Postwar security sector reform should account for the risk of military politicization by all political actors in Syria, not just the Ba’ath party.
As the ten-year anniversary of the Syrian conflict’s onset approaches, discussions on Tawazun and elsewhere have stressed the need to prioritize security sector reform in postwar Syria. Commentators highlight the professionalization and de-politicization of the Syrian military as key objectives for maintaining peace and charting a robust democratic trajectory. Such concerns are warranted given the military’s decades-long loyalty to the Ba’athist ruling political order of President Bashar al-Assad, buttressed by the predominance of the Alawite sect and rampant cronyism across the top brass. Intuitively, it appears that security sector reformers should approach de-politicization by curbing Ba’athist influence in the ranks.
Security sector reform should also address the risk of military politicization by Syria’s other political actors. A polarized postwar environment and the integration of armed factions into the national military threatens soldiers’ ability to remain nonpartisan. Political actors previously active during the conflict will have incentives to politicize former allies in the military. These conditions reflect civil-military struggles in postcolonial Syria, which saw civilian parliamentarians actively politicize the army. Thus, promoting the military’s de-politicization in postwar Syria requires addressing the role statesmen play in factionalizing the armed forces.
Following independence from France, soldiers entered Syrian politics as factionalized allies of disgruntled civilian partisans rather than as a monolith. Political discourse polarized over issues of economic distribution and Pan-Arab unity, fomenting bitter rivalries. As a result, party leaders of all stripes, from Social Nationalists to Arab Socialist Ba’athists, created political alliances with soldiers to supplant their rivals through coups d’état. This included courting like-minded officers or encouraging partisans to infiltrate military academies and enlist in the armed forces. Civilian-military coalitions quickly became the driver of regime change and formation and even gave rise to the Ba’athist ruling political order today. As statesmen factionalized, their rivalries splintered the military and invited soldiers into politics. Ultimately, prospects for democracy and civilian rule collapsed.
Political alliances between soldiers and statesmen will remain a very real risk in postwar Syria, particularly if similar conditions resurface.

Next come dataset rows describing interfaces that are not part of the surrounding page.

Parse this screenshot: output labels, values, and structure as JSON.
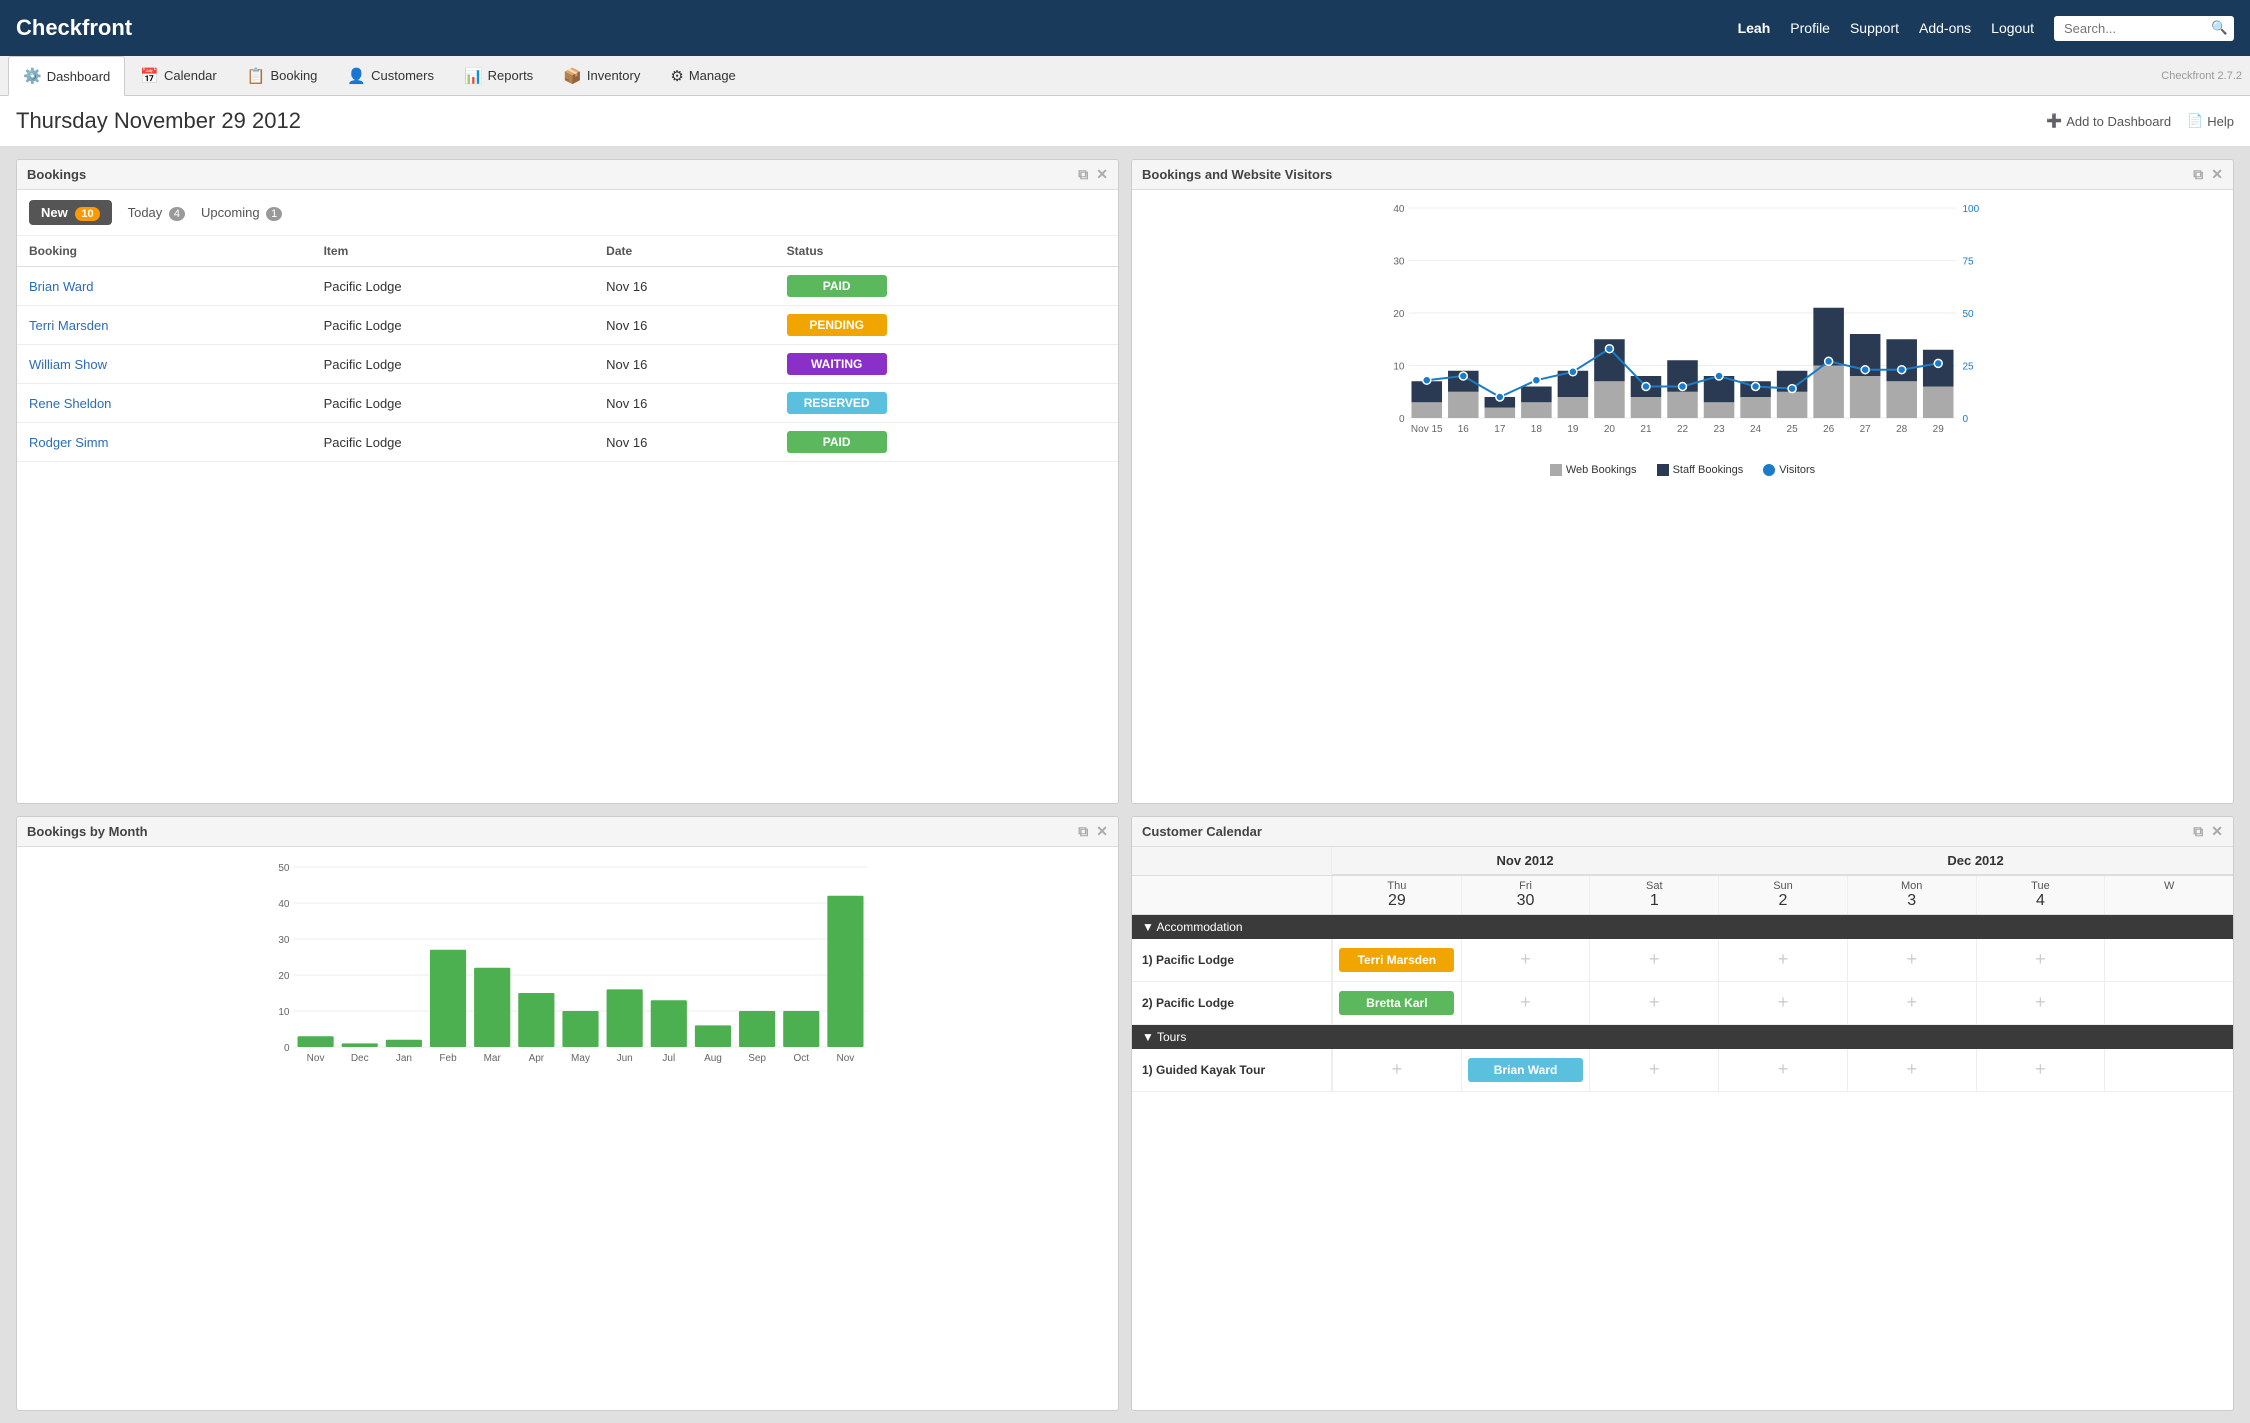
{
  "header": {
    "logo": "Checkfront",
    "username": "Leah",
    "nav": [
      "Profile",
      "Support",
      "Add-ons",
      "Logout"
    ],
    "search_placeholder": "Search..."
  },
  "navbar": {
    "tabs": [
      {
        "label": "Dashboard",
        "icon": "⚙",
        "active": true
      },
      {
        "label": "Calendar",
        "icon": "📅"
      },
      {
        "label": "Booking",
        "icon": "📋"
      },
      {
        "label": "Customers",
        "icon": "👤"
      },
      {
        "label": "Reports",
        "icon": "📊"
      },
      {
        "label": "Inventory",
        "icon": "📦"
      },
      {
        "label": "Manage",
        "icon": "⚙"
      }
    ],
    "version": "Checkfront 2.7.2"
  },
  "page": {
    "title": "Thursday November 29 2012",
    "add_to_dashboard": "Add to Dashboard",
    "help": "Help"
  },
  "bookings_widget": {
    "title": "Bookings",
    "tabs": [
      {
        "label": "New",
        "badge": "10",
        "active": true
      },
      {
        "label": "Today",
        "badge": "4"
      },
      {
        "label": "Upcoming",
        "badge": "1"
      }
    ],
    "columns": [
      "Booking",
      "Item",
      "Date",
      "Status"
    ],
    "rows": [
      {
        "booking": "Brian Ward",
        "item": "Pacific Lodge",
        "date": "Nov 16",
        "status": "PAID",
        "status_class": "status-paid"
      },
      {
        "booking": "Terri Marsden",
        "item": "Pacific Lodge",
        "date": "Nov 16",
        "status": "PENDING",
        "status_class": "status-pending"
      },
      {
        "booking": "William Show",
        "item": "Pacific Lodge",
        "date": "Nov 16",
        "status": "WAITING",
        "status_class": "status-waiting"
      },
      {
        "booking": "Rene Sheldon",
        "item": "Pacific Lodge",
        "date": "Nov 16",
        "status": "RESERVED",
        "status_class": "status-reserved"
      },
      {
        "booking": "Rodger Simm",
        "item": "Pacific Lodge",
        "date": "Nov 16",
        "status": "PAID",
        "status_class": "status-paid"
      }
    ]
  },
  "visitors_chart": {
    "title": "Bookings and Website Visitors",
    "labels": [
      "Nov 15",
      "16",
      "17",
      "18",
      "19",
      "20",
      "21",
      "22",
      "23",
      "24",
      "25",
      "26",
      "27",
      "28",
      "29"
    ],
    "left_axis": [
      0,
      10,
      20,
      30,
      40
    ],
    "right_axis": [
      0,
      25,
      50,
      75,
      100
    ],
    "legend": [
      "Web Bookings",
      "Staff Bookings",
      "Visitors"
    ],
    "bar_data_web": [
      3,
      5,
      2,
      3,
      4,
      7,
      4,
      5,
      3,
      4,
      5,
      10,
      8,
      7,
      6
    ],
    "bar_data_staff": [
      4,
      4,
      2,
      3,
      5,
      8,
      4,
      6,
      5,
      3,
      4,
      11,
      8,
      8,
      7
    ],
    "visitors_data": [
      18,
      20,
      10,
      18,
      22,
      33,
      15,
      15,
      20,
      15,
      14,
      27,
      23,
      23,
      26
    ]
  },
  "monthly_chart": {
    "title": "Bookings by Month",
    "labels": [
      "Nov",
      "Dec",
      "Jan",
      "Feb",
      "Mar",
      "Apr",
      "May",
      "Jun",
      "Jul",
      "Aug",
      "Sep",
      "Oct",
      "Nov"
    ],
    "values": [
      3,
      1,
      2,
      27,
      22,
      15,
      10,
      16,
      13,
      6,
      10,
      10,
      42
    ],
    "y_axis": [
      0,
      10,
      20,
      30,
      40,
      50
    ]
  },
  "customer_calendar": {
    "title": "Customer Calendar",
    "month1": "Nov 2012",
    "month2": "Dec 2012",
    "days": [
      {
        "day": "Thu",
        "date": "29"
      },
      {
        "day": "Fri",
        "date": "30"
      },
      {
        "day": "Sat",
        "date": "1"
      },
      {
        "day": "Sun",
        "date": "2"
      },
      {
        "day": "Mon",
        "date": "3"
      },
      {
        "day": "Tue",
        "date": "4"
      },
      {
        "day": "W",
        "date": ""
      }
    ],
    "sections": [
      {
        "name": "Accommodation",
        "rows": [
          {
            "label": "1) Pacific Lodge",
            "cells": [
              "Terri Marsden",
              "+",
              "+",
              "+",
              "+",
              "+",
              ""
            ],
            "cell_types": [
              "orange",
              "plus",
              "plus",
              "plus",
              "plus",
              "plus",
              ""
            ]
          },
          {
            "label": "2) Pacific Lodge",
            "cells": [
              "Bretta Karl",
              "+",
              "+",
              "+",
              "+",
              "+",
              ""
            ],
            "cell_types": [
              "green",
              "plus",
              "plus",
              "plus",
              "plus",
              "plus",
              ""
            ]
          }
        ]
      },
      {
        "name": "Tours",
        "rows": [
          {
            "label": "1) Guided Kayak Tour",
            "cells": [
              "+",
              "Brian Ward",
              "+",
              "+",
              "+",
              "+",
              ""
            ],
            "cell_types": [
              "plus",
              "blue",
              "plus",
              "plus",
              "plus",
              "plus",
              ""
            ]
          }
        ]
      }
    ]
  }
}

A political transition will emerge in a highly polarized environment, especially if it results in the reintroduction of a pluralistic system with opposition parties. As political stakeholders such as former armed groups develop political fronts, questions over reparations, reconstruction, and other sociopolitical issues could deepen communal cleavages already exacerbated by the conflict. Sensitive matters such as transitional justice and accountability for wartime atrocities will likely split former opponents, placing postwar elites in an even more polarized environment than their postcolonial predecessors. In addition, the relative infancy of institutions and democratic norms could prompt disgruntled civilian parliamentarians to knock on the barracks’ doors to remove their rivals.
Collusion between soldiers and statesmen will also be exacerbated given the potential integration of armed factions into the military. Following the conflict’s onset in 2011, preexisting political parties, such as the Syrian Social Nationalists, developed military wings to serve as private armies that advanced partisan interests, be it for or against Assad. Other armed actors, such as Syria’s Tomorrow movement, have also developed political fronts to operate at the local level, in hopes of maintaining a political stake in the postwar period.
This presents a dual issue for stability and military politicization in postwar Syria. The presence of partisan militias following a political transition threatens any tangible peace process. However, if such factions are integrated into the military to prevent militia politics, ties between party leaders and soldiers will persist in the postwar period, making collusion a viable option and undermining the military’s ability to stay above political discourse.
Such ties could override the attachment that former armed partisans have to the national armed forces given that military professionalism takes time to foster. If party leaders revisit their former allies within the military, factionalized civilian-military coalitions will resurface. Syrian history illustrates the threat this poses for civilian rule. Civilian Ba’athist leaders Michel Aflaq and Salah al-Din al-Bitar relied on their military allies to seize power in 1963 only to be ousted by those same comrades three years later. By 1970, Ba’athist soldiers had consolidated power, sparking an era of institutionalized military rule.
Tackling military politicization, particularly during a political transition, must extend beyond undoing Ba’athist influence. Stakeholders besides Ba’athist powerbrokers have the ability to politicize the armed forces, specifically if their former allies fill the ranks. Policymakers should prioritize a disarmament, demobilization, and reintegration plan that integrates former partisan fighters into civilian life. This means that military wings must disband, a strategy only possible if partisan fighters secure a future as civilian members of the population. Policymakers must also prioritize educating statesmen on the norms of military professionalism. Ensuring a nonpartisan military and a stable future requires statesmen and soldiers alike to commit to a vision without factionalism.
Salah Ben Hammou is a PhD student in Security Studies at the University of Central Florida.